On the other hand, those with a prolonged chemotherapy-free interval (≥ 180 days) clearly benefited from lurbinectedin/doxorubicin, as their median progression-free survival was 8.2 months vs 4.5 months for standard-of-care treatment (HR = 0.469, 95% CI = 0.327–0.674) and median overall survival was 12.7 months and 9.8 months, respectively (HR = 0.847, 95% CI = 0.605–1.187).


  • Lurbinectedin plus doxorubicin did not improve overall survival (the primary endpoint) in the ATLANTIS trial.
  • The combination did improve progression-free survival and duration of response and was better tolerated than chemotherapy.
  • Lurbinectedin will continue to be studied in other combinations, including irinotecan and checkpoint inhibitors.

Better Tolerability

“On a more positive side, the safety profile of the experimental treatment was better,” said Dr. Paz-Ares. “Importantly, there was half the rate of neutropenia.”

Patients treated in the experimental arm had significantly less grade 3 and 4 adverse events than those receiving topotecan or CAV (47% vs 75%). These were largely hematological, including less grade ≥ 3 anemia (14% vs 31%, P < .0001), neutropenia (37% vs 69%, P < .0001), febrile neutropenia (4% vs 8%, P = .0377) and thrombocytopenia (14% vs 31%, P < .0001). These events occurred in spite of mandatory use of prophylaxis granulocyte colony–stimulating factor in both arms.

Treatment delays, reductions, and discontinuations were also much more frequent with topotecan or CAV. No major differences were observed in nonhematologic toxicities, he reported.

Exposure-Response Analysis Suggests Benefit of Single Agent

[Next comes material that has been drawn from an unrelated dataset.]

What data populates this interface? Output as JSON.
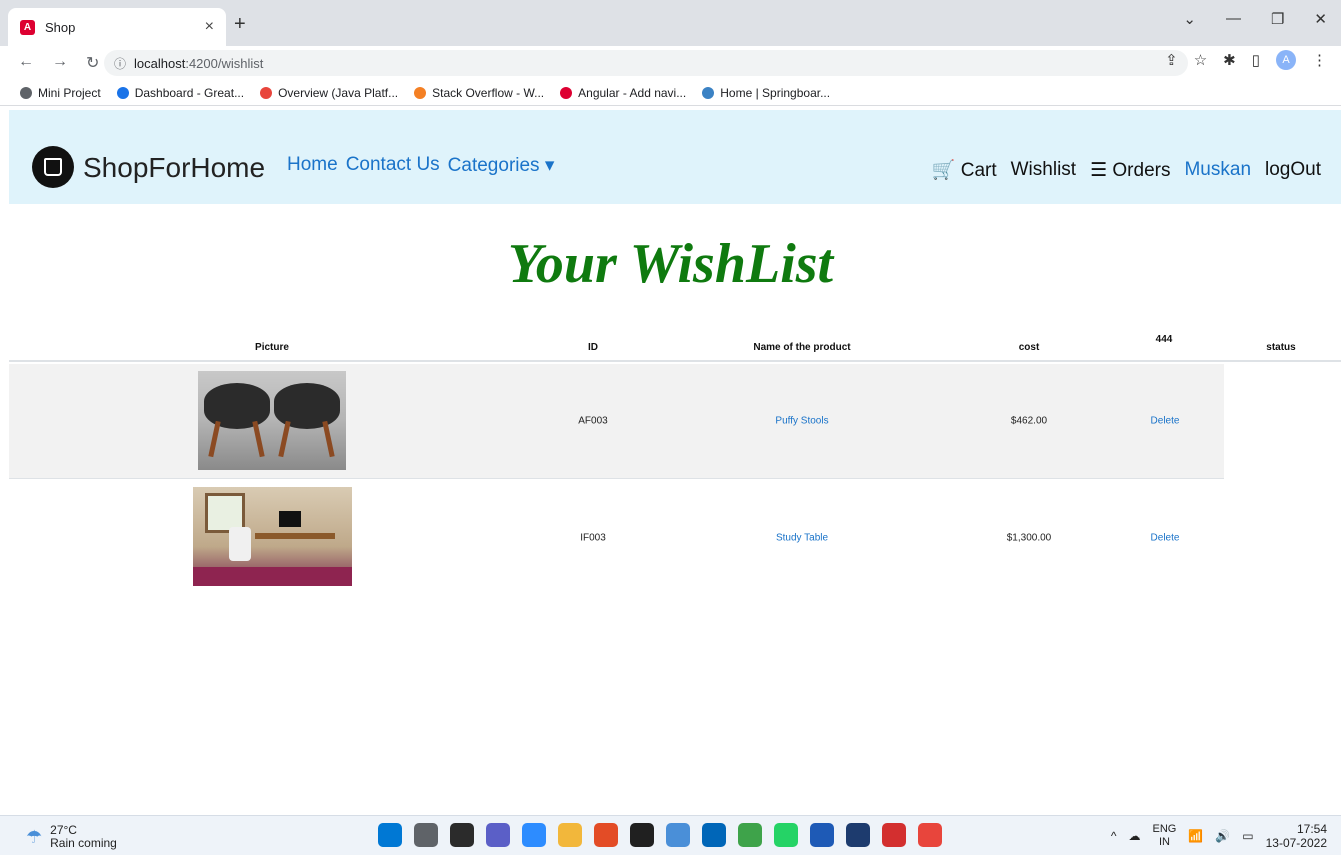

Since a statistically significant relationship between lurbinectedin pharmacokinetic exposure (AUC) and overall survival has been observed in the second-line treatment of SCLC, investigators performed an exposure-response analysis, developing a model to assess the contribution of the drug to survival and to measure the impact of prognostic factors. The model was used to predict survival with 3.2 mg/m2 lurbinectedin as a single agent in patients of the ATLANTIS experimental arm compared to control patients.

This regimen showed superiority over the standard therapy in the overall population and in patients with sensitive relapse (chemotherapy-free interval = ≥ 90 days), thus confirming the activity in the phase III randomized, controlled setting.

Charles Rudin, MD, PhD

Charles Rudin, MD, PhD

Charles Rudin, MD, PhD, Hassenfeld Professor and Chief of the Thoracic Oncology Service, Memorial Sloan Kettering Cancer Center, commented that while ATLANTIS “joins the ranks of negative phase III studies in patients with recurrent SCLC,” it also “offers support for the efficacy of lurbinectedin,” especially as a single agent. While demonstrating similar outcomes to the standards of care, it has a superior safety profile, especially regarding hematologic toxicity.

“Lurbinectedin offers a new platform on which to build better combination options for patients with recurrent SCLC,” he said, reminding listeners, “The oncologist’s glass is always half full.”

Importantly, new combinations of lurbinectedin with other cytotoxic agents, such as irinotecan and immune checkpoint inhibitors, are being explored and are expected to return better results.

Disclosure: Dr. Paz-Ares serves on the board of Altum Sequencing and GEnomica. He has received honoraria or travel fees from AstraZeneca, AstraZeneca Spain, Bristol-Myers Squibb, Lilly, MSD, Pfizer, Roche/Genentech, Bayer, Amgen, Blueprint, Celgene, Guardant, Merck Serono, Mirati, Novartis, PharmaMar, and Takeda. He reported other relationships with HMP, Ipsen, Merck, Novartis, Sanofi and Servier. Dr. Rudin has consulted for AbbVie, Amgen, Astra Zeneca, Epizyme, Genentech/Roche, Ipsen, Jazz, Lilly and Syros and has served on the scientific advisory boards of Bridge Medicines, Earli, and Harpoon Therapeutics.

The content in this post has not been reviewed by the American Society of Clinical Oncology, Inc. (ASCO®) and does not necessarily reflect the ideas and opinions of ASCO®.